I’m starting a magazine unit with my Year 8 students next week so I have been scouring the internet for ideas and resources. I came across this website that lets you create your own magazine cover. I can’t wait to use it with my class!
Last week I was teaching my seniors students about the Vietnam War and its impacts on Australian society. We were focusing on conscription so I decided to conscript half my students into the Vietnam War using the birthday ballot system (if your birthdate was drawn then you were conscripted). After this we had a debate, the students whose numbers were picked were against the Vietnam War and the ones who weren’t were for it.
I then gave each side various sources that they could use to support their arguments along with a debate graphic organizer. The students were so engaged throughout this activity. It was one of those lessons that just went perfectly to plan.
Do you get notes of genuine thanks or praise in your mailbox? They mean so much more than a candy cane attached to a computer-generated holiday card and more than 10 teacher appreciation lunches. Don’t you agree? Yet it seems that such lovely dispatch is a dying art form.
Because of the reliance on email, text messaging, and other forms of communication, the old-fashioned handwritten letter has become a relic of the past. But the emergence of such technologies has also made letter writing that much more poignant and meaningful.

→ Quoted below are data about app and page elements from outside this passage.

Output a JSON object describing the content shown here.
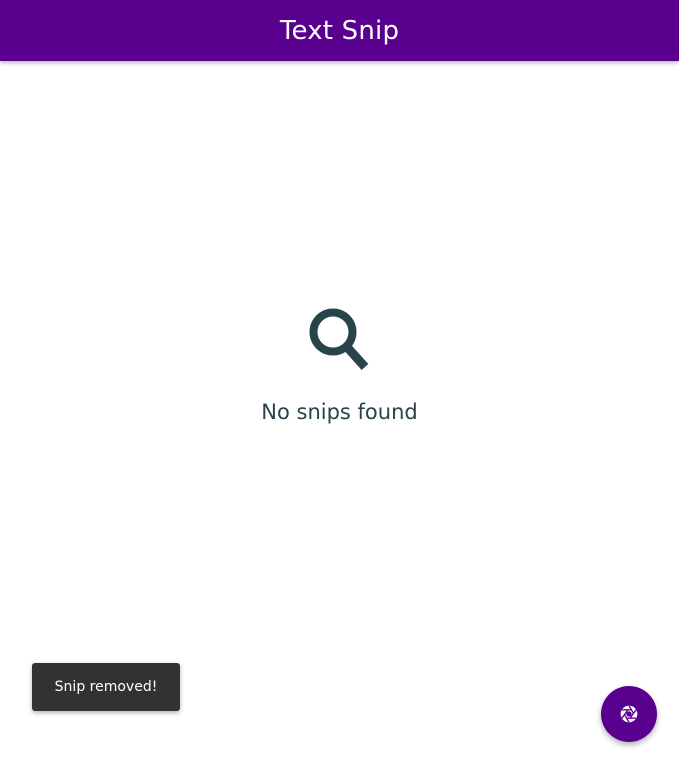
{
  "app_bar": {
    "title": "Text Snip"
  },
  "empty_state": {
    "icon": "search-icon",
    "message": "No snips found"
  },
  "snackbar": {
    "message": "Snip removed!"
  },
  "fab": {
    "icon": "camera-shutter-icon"
  },
  "colors": {
    "primary": "#5a008f",
    "empty_state_text": "#28434a",
    "snackbar_background": "#323232",
    "background": "#ffffff"
  }
}
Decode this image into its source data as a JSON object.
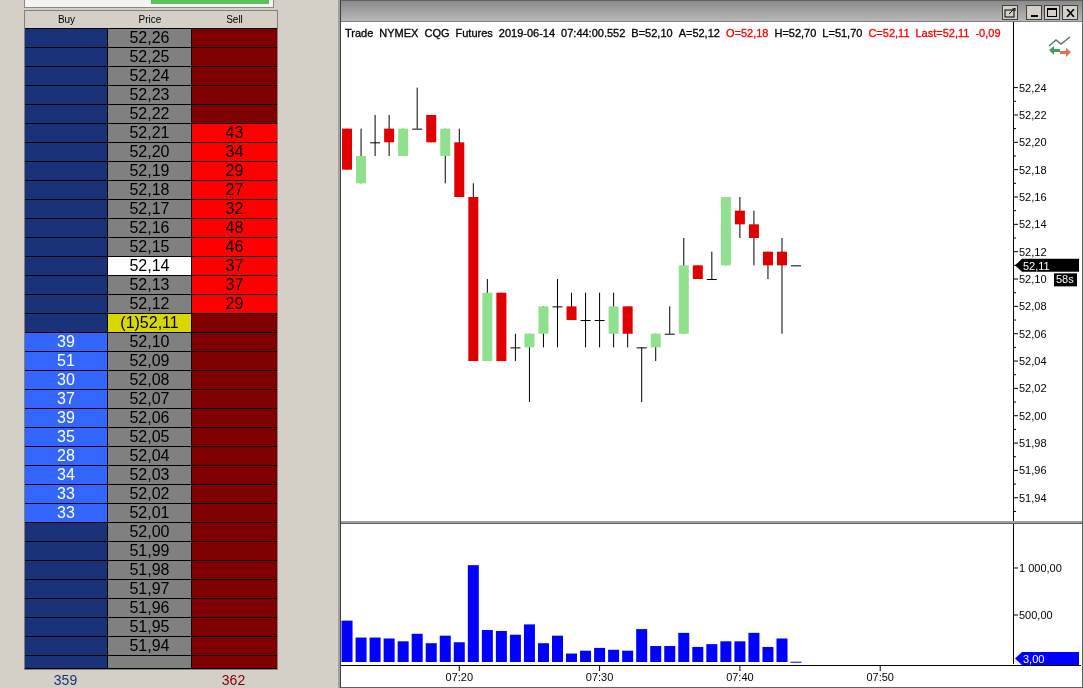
{
  "ladder": {
    "columns": [
      "Buy",
      "Price",
      "Sell"
    ],
    "rows": [
      {
        "price": "52,26",
        "highlighted": false,
        "last_trade": false
      },
      {
        "price": "52,25",
        "highlighted": false,
        "last_trade": false
      },
      {
        "price": "52,24",
        "highlighted": false,
        "last_trade": false
      },
      {
        "price": "52,23",
        "highlighted": false,
        "last_trade": false
      },
      {
        "price": "52,22",
        "highlighted": false,
        "last_trade": false
      },
      {
        "price": "52,21",
        "highlighted": false,
        "last_trade": false,
        "sell": "43"
      },
      {
        "price": "52,20",
        "highlighted": false,
        "last_trade": false,
        "sell": "34"
      },
      {
        "price": "52,19",
        "highlighted": false,
        "last_trade": false,
        "sell": "29"
      },
      {
        "price": "52,18",
        "highlighted": false,
        "last_trade": false,
        "sell": "27"
      },
      {
        "price": "52,17",
        "highlighted": false,
        "last_trade": false,
        "sell": "32"
      },
      {
        "price": "52,16",
        "highlighted": false,
        "last_trade": false,
        "sell": "48"
      },
      {
        "price": "52,15",
        "highlighted": false,
        "last_trade": false,
        "sell": "46"
      },
      {
        "price": "52,14",
        "highlighted": true,
        "last_trade": false,
        "sell": "37"
      },
      {
        "price": "52,13",
        "highlighted": false,
        "last_trade": false,
        "sell": "37"
      },
      {
        "price": "52,12",
        "highlighted": false,
        "last_trade": false,
        "sell": "29"
      },
      {
        "price": "(1)52,11",
        "highlighted": false,
        "last_trade": true
      },
      {
        "price": "52,10",
        "highlighted": false,
        "last_trade": false,
        "buy": "39"
      },
      {
        "price": "52,09",
        "highlighted": false,
        "last_trade": false,
        "buy": "51"
      },
      {
        "price": "52,08",
        "highlighted": false,
        "last_trade": false,
        "buy": "30"
      },
      {
        "price": "52,07",
        "highlighted": false,
        "last_trade": false,
        "buy": "37"
      },
      {
        "price": "52,06",
        "highlighted": false,
        "last_trade": false,
        "buy": "39"
      },
      {
        "price": "52,05",
        "highlighted": false,
        "last_trade": false,
        "buy": "35"
      },
      {
        "price": "52,04",
        "highlighted": false,
        "last_trade": false,
        "buy": "28"
      },
      {
        "price": "52,03",
        "highlighted": false,
        "last_trade": false,
        "buy": "34"
      },
      {
        "price": "52,02",
        "highlighted": false,
        "last_trade": false,
        "buy": "33"
      },
      {
        "price": "52,01",
        "highlighted": false,
        "last_trade": false,
        "buy": "33"
      },
      {
        "price": "52,00",
        "highlighted": false,
        "last_trade": false
      },
      {
        "price": "51,99",
        "highlighted": false,
        "last_trade": false
      },
      {
        "price": "51,98",
        "highlighted": false,
        "last_trade": false
      },
      {
        "price": "51,97",
        "highlighted": false,
        "last_trade": false
      },
      {
        "price": "51,96",
        "highlighted": false,
        "last_trade": false
      },
      {
        "price": "51,95",
        "highlighted": false,
        "last_trade": false
      },
      {
        "price": "51,94",
        "highlighted": false,
        "last_trade": false
      },
      {
        "highlighted": false,
        "last_trade": false
      }
    ],
    "totals": {
      "buy": "359",
      "sell": "362"
    }
  },
  "chart": {
    "header": [
      {
        "text": "Trade",
        "color": "#000000"
      },
      {
        "text": "NYMEX",
        "color": "#000000"
      },
      {
        "text": "CQG",
        "color": "#000000"
      },
      {
        "text": "Futures",
        "color": "#000000"
      },
      {
        "text": "2019-06-14",
        "color": "#000000"
      },
      {
        "text": "07:44:00.552",
        "color": "#000000"
      },
      {
        "text": "B=52,10",
        "color": "#000000"
      },
      {
        "text": "A=52,12",
        "color": "#000000"
      },
      {
        "text": "O=52,18",
        "color": "#ff0000"
      },
      {
        "text": "H=52,70",
        "color": "#000000"
      },
      {
        "text": "L=51,70",
        "color": "#000000"
      },
      {
        "text": "C=52,11",
        "color": "#ff0000"
      },
      {
        "text": "Last=52,11",
        "color": "#ff0000"
      },
      {
        "text": "-0,09",
        "color": "#ff0000"
      }
    ],
    "last_price": "52,11",
    "timer": "58s",
    "chart_data": {
      "type": "candlestick",
      "x": [
        432,
        433,
        434,
        435,
        436,
        437,
        438,
        439,
        440,
        441,
        442,
        443,
        444,
        445,
        446,
        447,
        448,
        449,
        450,
        451,
        452,
        453,
        454,
        455,
        456,
        457,
        458,
        459,
        460,
        461,
        462,
        463,
        464
      ],
      "ohlc": [
        [
          52.21,
          52.21,
          52.18,
          52.18
        ],
        [
          52.17,
          52.21,
          52.17,
          52.19
        ],
        [
          52.2,
          52.22,
          52.19,
          52.2
        ],
        [
          52.21,
          52.22,
          52.19,
          52.2
        ],
        [
          52.19,
          52.21,
          52.19,
          52.21
        ],
        [
          52.21,
          52.24,
          52.21,
          52.21
        ],
        [
          52.22,
          52.22,
          52.2,
          52.2
        ],
        [
          52.19,
          52.21,
          52.17,
          52.21
        ],
        [
          52.2,
          52.21,
          52.16,
          52.16
        ],
        [
          52.16,
          52.17,
          52.04,
          52.04
        ],
        [
          52.04,
          52.1,
          52.04,
          52.09
        ],
        [
          52.09,
          52.09,
          52.04,
          52.04
        ],
        [
          52.05,
          52.06,
          52.04,
          52.05
        ],
        [
          52.05,
          52.06,
          52.01,
          52.06
        ],
        [
          52.06,
          52.08,
          52.05,
          52.08
        ],
        [
          52.08,
          52.1,
          52.05,
          52.08
        ],
        [
          52.08,
          52.09,
          52.07,
          52.07
        ],
        [
          52.07,
          52.09,
          52.05,
          52.07
        ],
        [
          52.07,
          52.09,
          52.05,
          52.07
        ],
        [
          52.06,
          52.09,
          52.05,
          52.08
        ],
        [
          52.08,
          52.08,
          52.05,
          52.06
        ],
        [
          52.05,
          52.05,
          52.01,
          52.05
        ],
        [
          52.05,
          52.06,
          52.04,
          52.06
        ],
        [
          52.06,
          52.08,
          52.06,
          52.06
        ],
        [
          52.06,
          52.13,
          52.06,
          52.11
        ],
        [
          52.11,
          52.11,
          52.1,
          52.1
        ],
        [
          52.1,
          52.12,
          52.1,
          52.1
        ],
        [
          52.11,
          52.16,
          52.11,
          52.16
        ],
        [
          52.15,
          52.16,
          52.13,
          52.14
        ],
        [
          52.14,
          52.15,
          52.11,
          52.13
        ],
        [
          52.12,
          52.12,
          52.1,
          52.11
        ],
        [
          52.12,
          52.13,
          52.06,
          52.11
        ],
        [
          52.11,
          52.11,
          52.11,
          52.11
        ]
      ],
      "xlim": [
        431.57,
        484.31
      ],
      "ylim": [
        51.923,
        52.288
      ],
      "yticks": [
        {
          "value": 52.24,
          "label": "52,24"
        },
        {
          "value": 52.22,
          "label": "52,22"
        },
        {
          "value": 52.2,
          "label": "52,20"
        },
        {
          "value": 52.18,
          "label": "52,18"
        },
        {
          "value": 52.16,
          "label": "52,16"
        },
        {
          "value": 52.14,
          "label": "52,14"
        },
        {
          "value": 52.12,
          "label": "52,12"
        },
        {
          "value": 52.1,
          "label": "52,10"
        },
        {
          "value": 52.08,
          "label": "52,08"
        },
        {
          "value": 52.06,
          "label": "52,06"
        },
        {
          "value": 52.04,
          "label": "52,04"
        },
        {
          "value": 52.02,
          "label": "52,02"
        },
        {
          "value": 52.0,
          "label": "52,00"
        },
        {
          "value": 51.98,
          "label": "51,98"
        },
        {
          "value": 51.96,
          "label": "51,96"
        },
        {
          "value": 51.94,
          "label": "51,94"
        }
      ]
    }
  },
  "volume": {
    "last_value": "3,00",
    "chart_data": {
      "type": "bar",
      "x": [
        432,
        433,
        434,
        435,
        436,
        437,
        438,
        439,
        440,
        441,
        442,
        443,
        444,
        445,
        446,
        447,
        448,
        449,
        450,
        451,
        452,
        453,
        454,
        455,
        456,
        457,
        458,
        459,
        460,
        461,
        462,
        463,
        464
      ],
      "values": [
        440,
        260,
        260,
        250,
        220,
        300,
        200,
        280,
        210,
        1030,
        340,
        330,
        290,
        400,
        200,
        280,
        90,
        120,
        150,
        130,
        120,
        350,
        170,
        170,
        310,
        160,
        190,
        220,
        220,
        310,
        160,
        250,
        3
      ],
      "xlim": [
        431.57,
        484.31
      ],
      "ylim": [
        0,
        1468
      ],
      "yticks": [
        {
          "value": 500,
          "label": "500,00"
        },
        {
          "value": 1000,
          "label": "1 000,00"
        }
      ],
      "xticks": [
        {
          "value": 440,
          "label": "07:20"
        },
        {
          "value": 450,
          "label": "07:30"
        },
        {
          "value": 460,
          "label": "07:40"
        },
        {
          "value": 470,
          "label": "07:50"
        }
      ]
    }
  }
}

How would your students feel if they received a personally written note from you? How much more leverage and influence do you think you would have?
What a lovely idea! After reading this I went onto ebay in search of cute letter writing sets.